Head Injury

Head Injury

All head injuries should be considered as potentially serious.

A blow to the head may cause concussion a brief period of unconsciousness, caused by a jolt to the brain. Concussion is not normally associated with any long-term damage. However, a more serious condition is compression of the brain (cerebral compression), caused by a build up of pressure on the brain. This may develop immediately after a head injury, or a few hours or days later and can be life-threatening.

A head wound, or clear fluid or watery blood coming from the ear or nose may also be signs of a possible skull fracture.

Head Injury



  • Impaired consciousness (but only brief, i.e., a few minutes) followed by full recovery
  • Dizziness, confusion or nausea on recovery
  • Short-term memory loss
  • Mild headache

Cerebral compression:

  • Deteriorating level of response / delayed unconsciousness
  • Convulsions
  • Intense headache
  • Unequal pupil size
  • Weakness/paralysis down one side of the face or body
  • Drowsiness, loss of balance or confusion
  • Slurred speech
  • Repeated vomiting

Skull fracture:

  • Clear fluid or watery blood from nose or ear
  • Wound or bruise on head, or depression on scalp
  • Deterioration in level of response

What to do

  • Monitor the casualty and if they have been unconscious, stay with them until they fully come around.
  • If you suspect a skull fracture call for an ambulance on 999 (or 112). Control any bleeding but do not apply direct pressure to the wound. Do not turn the head in case of neck injury. If fluid or blood is coming from ear, secure a sterile dressing lightly in place but do not plug ear. You may need to be prepared to give CPR.
  • If you suspect compression, call for an ambulance and monitor the casualty until help arrives. Keep them supported in comfortable position.

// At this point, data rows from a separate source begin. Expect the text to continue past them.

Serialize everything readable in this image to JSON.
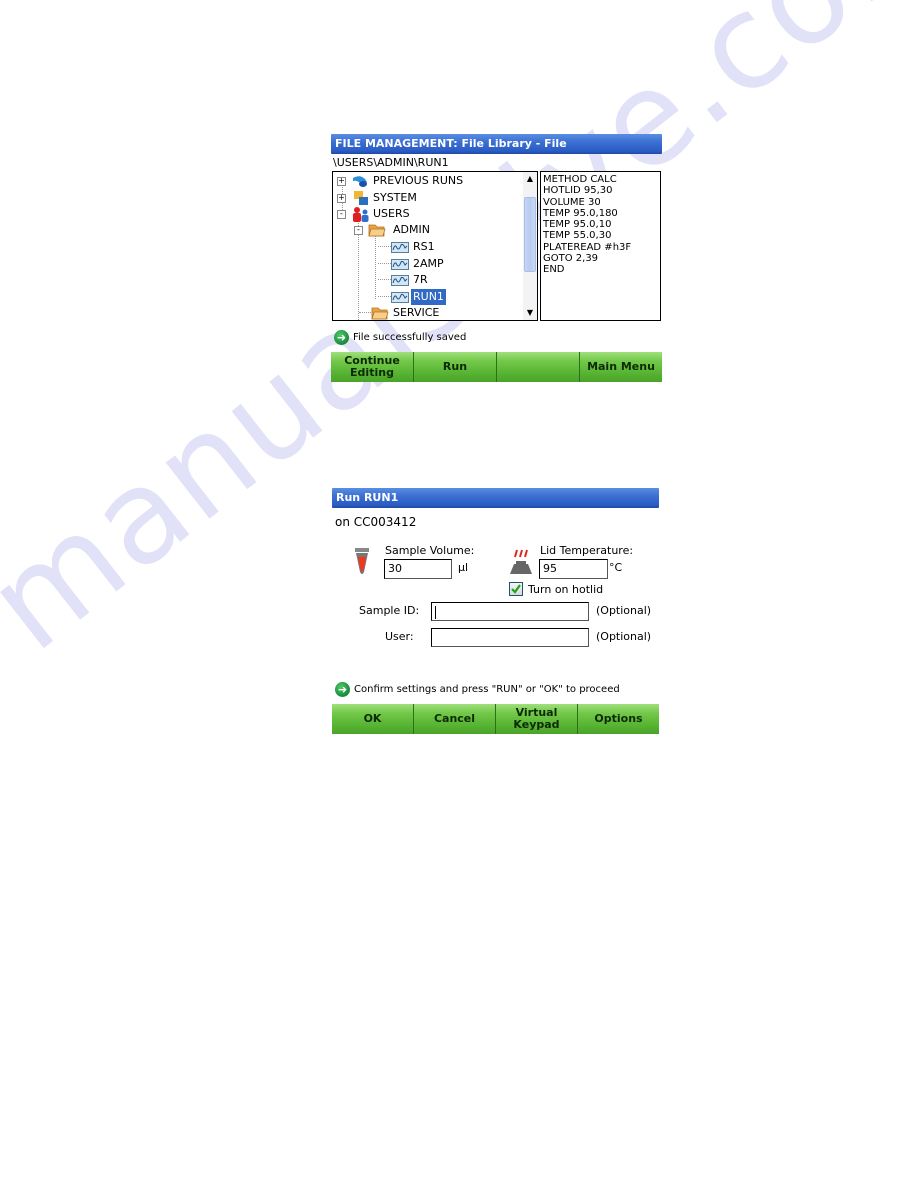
{
  "file_management": {
    "title": "FILE MANAGEMENT: File Library - File",
    "path": "\\USERS\\ADMIN\\RUN1",
    "tree": [
      {
        "label": "PREVIOUS RUNS",
        "icon": "previous-runs-icon",
        "expander": "+",
        "level": 0
      },
      {
        "label": "SYSTEM",
        "icon": "system-icon",
        "expander": "+",
        "level": 0
      },
      {
        "label": "USERS",
        "icon": "users-icon",
        "expander": "-",
        "level": 0
      },
      {
        "label": "ADMIN",
        "icon": "folder-icon",
        "expander": "-",
        "level": 1
      },
      {
        "label": "RS1",
        "icon": "protocol-file-icon",
        "level": 2
      },
      {
        "label": "2AMP",
        "icon": "protocol-file-icon",
        "level": 2
      },
      {
        "label": "7R",
        "icon": "protocol-file-icon",
        "level": 2
      },
      {
        "label": "RUN1",
        "icon": "protocol-file-icon",
        "level": 2,
        "selected": true
      },
      {
        "label": "SERVICE",
        "icon": "folder-icon",
        "level": 1
      }
    ],
    "method_lines": [
      "METHOD CALC",
      "HOTLID 95,30",
      "VOLUME 30",
      "TEMP 95.0,180",
      "TEMP 95.0,10",
      "TEMP 55.0,30",
      "PLATEREAD #h3F",
      "GOTO 2,39",
      "END"
    ],
    "status": "File successfully saved",
    "buttons": [
      "Continue\nEditing",
      "Run",
      "",
      "Main Menu"
    ]
  },
  "run_dialog": {
    "title": "Run RUN1",
    "instrument": "on CC003412",
    "sample_volume_label": "Sample Volume:",
    "sample_volume_value": "30",
    "sample_volume_unit": "µl",
    "lid_temp_label": "Lid Temperature:",
    "lid_temp_value": "95",
    "lid_temp_unit": "°C",
    "hotlid_checkbox_label": "Turn on hotlid",
    "hotlid_checked": true,
    "sample_id_label": "Sample ID:",
    "sample_id_value": "",
    "user_label": "User:",
    "user_value": "",
    "optional_text": "(Optional)",
    "status": "Confirm settings and press \"RUN\" or \"OK\" to proceed",
    "buttons": [
      "OK",
      "Cancel",
      "Virtual\nKeypad",
      "Options"
    ]
  },
  "watermark": "manualshive.com",
  "colors": {
    "title_bar": "#2a5cc4",
    "button_green": "#58b433",
    "selection": "#316ac5",
    "watermark": "#c9c9f2"
  }
}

You may need to be prepared to give CPR.
  • In the case of concussion, monitor the casualty and watch for any signs of subsequent deterioration: if there is a deterioration in level of response, call for an ambulance.
  • If the casualty recovers fully, place them in the care of a responsible person and warn the person to go to hospital if they later develop signs of cerebral compression.